Telephone kiosks and telephone junction cabinets, litter bins, a bicycle rack and a grit box have been sited at random without any thought to their appearance or the convenience of pedestrians and they need to be re-sited, or removed if redundant.


Essential traffic signs could be attached to a convenient lamp or traffic-light post instead of having their own post adding clutter to the pavement.





There are some maps on posts which are useful, but they should be sited on the bus stops.  There are two very large and ugly black boxes on the pavement outside George House in the southern section, and these should be relocated.20160902_184219

The street lighting is of functional modern design and provides adequate light.  It is not essential to make any change – particularly at public expense, but if any changes were to be made it would be useful to see a range of alternative designs from which could be chosen lamp installations which are more in keeping with the traditional appearance of the street, whilst providing the required amount of light.  They should continue to be black.
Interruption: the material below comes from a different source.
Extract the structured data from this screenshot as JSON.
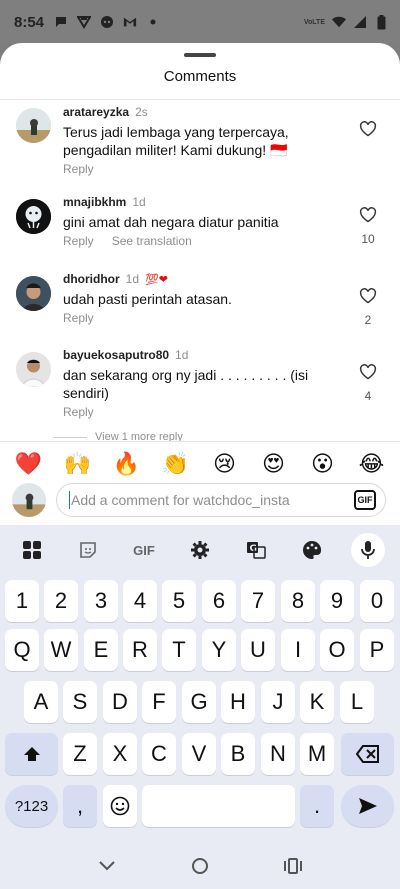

2. Trees

The Hans Town Conservation Area Proposals Statement mentions that “Sympathetic tree planting is effective in nullifying the overpowering effect of the imposing buildings which line the thoroughfare and help minimise the disruptive effect of the incessant through traffic.”  There are many attractive trees in the street, but there are some gaps which could be filled with suitable trees provided they do not significantly obstruct the light to nearby premises.

There are some trees in the northern section which could be moved or replaced if they are causing obstruction. It would not be suitable to have flower beds around the trees, and protective fencing around trees should be removed, except for trees not yet established.20160902_093808


The Chelsea Society welcomes this consultation and looks forward to future dialogue with Cadogan, RBKC, and TfL. To the extent that public money would be expended we would wish to see the costings in order to form a view on whether the expenditure would be justified.

Michael Stephen

Planning Committee Chairman






Join Us

Find out more about becoming a member of The Chelsea Society.

Read more >
This site uses cookies to enhance your experience. By continuing to the site you accept their use. More info in our cookies policy.     ACCEPT


We always welcome contributors to the content of the site.
If you have something to say please get in touch

Registered Charity 276264. © 2017 The Chelsea Society. All rights reserved.
Scroll to top